KABUL (Reuters) – To defeat Taliban militants, foreign troops led by NATO and the U.S. military in Afghanistan should come under the command of the Afghan government, otherwise the war will drag on, a government-owned newspaper said on Tuesday.
More than 71,000 foreign troops are currently stationed in Afghanistan fighting Taliban militants who have made a come back in the past two years, the bloodiest period since the militants’ removal from power in 2001.
The lack of a unified command amongst the troops and failure to coordinate operations with the government has been a factor in the escalation of violence and the rebirth of the insurgents, the English-language Kabul Times newspaper said.
“If a united command is established and led by Afghan authorities, very soon we will win the war. Afghanistan is the land of the Afghans,” the Kabul Times said in an editorial.
“They know better how to protect their country, how to provide a safe atmosphere in their homeland … how to treat the friends and how to deal with the enemy,” it said.
State newspapers in Afghanistan closely follow the government’s views and it is likely that the Kabul Times was airing the opinion of some people in the administration.
“Without close coordination and an Afghan command, the conflict will last long,” it said.
U.S.-led and Afghan forces overthrew the Taliban government in late 2001 after it refused to hand over al Qaeda leaders responsible for September 11 attacks on the United States which killed nearly 3,000 people.
Ley al Qaeda and Taliban leaders are still at large and some 15,000 people have been killed in Afghanistan since 2006, according to figures of the United Nations and Afghan officials.
Foreign military commanders say the troops are in Afghanistan for the long haul and will withdraw once the Afghan government manages to stand on its own feet.

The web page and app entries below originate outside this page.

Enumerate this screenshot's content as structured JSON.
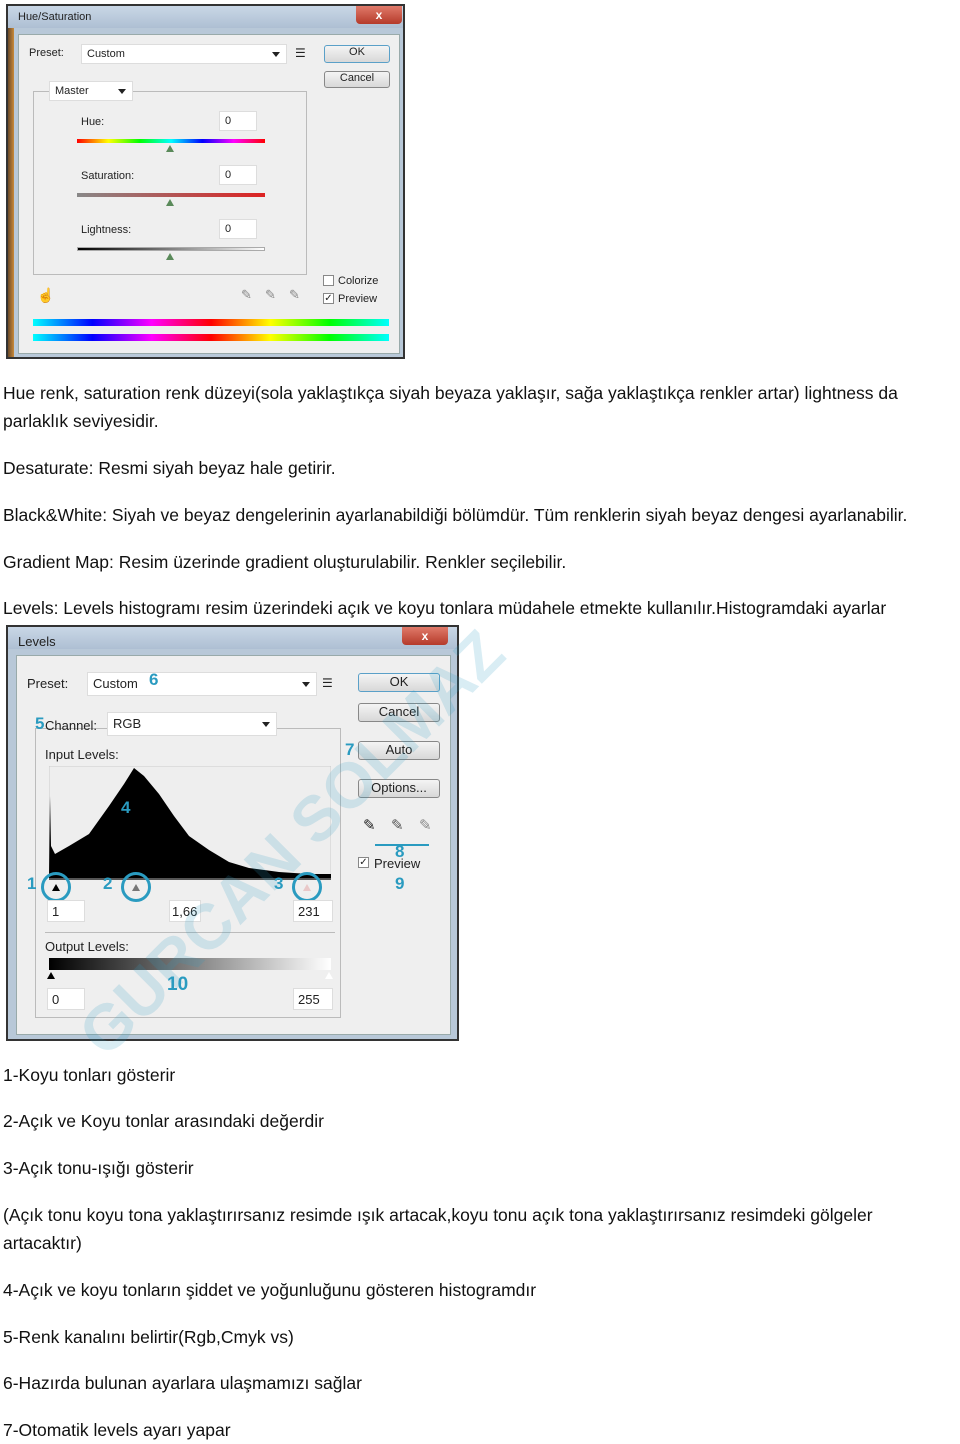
{
  "hue_dialog": {
    "title": "Hue/Saturation",
    "close": "x",
    "preset_label": "Preset:",
    "preset_value": "Custom",
    "ok": "OK",
    "cancel": "Cancel",
    "channel": "Master",
    "hue_label": "Hue:",
    "hue_value": "0",
    "saturation_label": "Saturation:",
    "saturation_value": "0",
    "lightness_label": "Lightness:",
    "lightness_value": "0",
    "colorize_label": "Colorize",
    "colorize_checked": false,
    "preview_label": "Preview",
    "preview_checked": true,
    "icons": [
      "hand-adjust-icon",
      "eyedropper-icon",
      "eyedropper-plus-icon",
      "eyedropper-minus-icon",
      "preset-menu-icon"
    ]
  },
  "paragraphs": [
    "Hue renk, saturation renk düzeyi(sola yaklaştıkça siyah beyaza yaklaşır, sağa yaklaştıkça renkler artar) lightness da",
    "parlaklık seviyesidir.",
    "Desaturate: Resmi siyah beyaz hale getirir.",
    "Black&White: Siyah ve beyaz dengelerinin ayarlanabildiği bölümdür. Tüm renklerin siyah beyaz dengesi ayarlanabilir.",
    "Gradient Map: Resim üzerinde gradient oluşturulabilir. Renkler seçilebilir.",
    "Levels: Levels histogramı resim üzerindeki açık ve koyu tonlara müdahele etmekte kullanılır.Histogramdaki ayarlar"
  ],
  "levels_dialog": {
    "title": "Levels",
    "close": "x",
    "preset_label": "Preset:",
    "preset_value": "Custom",
    "channel_label": "Channel:",
    "channel_value": "RGB",
    "input_levels_label": "Input Levels:",
    "input_black": "1",
    "input_gamma": "1,66",
    "input_white": "231",
    "output_levels_label": "Output Levels:",
    "output_black": "0",
    "output_white": "255",
    "ok": "OK",
    "cancel": "Cancel",
    "auto": "Auto",
    "options": "Options...",
    "preview_label": "Preview",
    "preview_checked": true,
    "watermark": "GURCAN SOLMAZ",
    "markers": [
      "1",
      "2",
      "3",
      "4",
      "5",
      "6",
      "7",
      "8",
      "9",
      "10"
    ],
    "accent": "#2a9bc0"
  },
  "list": [
    "1-Koyu tonları gösterir",
    "2-Açık ve Koyu tonlar arasındaki değerdir",
    "3-Açık tonu-ışığı gösterir",
    "(Açık tonu koyu tona yaklaştırırsanız resimde ışık artacak,koyu tonu açık tona yaklaştırırsanız resimdeki gölgeler",
    "artacaktır)",
    "4-Açık ve koyu tonların şiddet ve yoğunluğunu gösteren histogramdır",
    "5-Renk kanalını belirtir(Rgb,Cmyk vs)",
    "6-Hazırda bulunan ayarlara ulaşmamızı sağlar",
    "7-Otomatik levels ayarı yapar"
  ]
}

Afghan President Hamid Karzai, who has led Afghanistan since the Taliban’s ouster, has repeatedly complained about the lack of coordination of operations with foreign forces against the militants which he says leads to civilian deaths.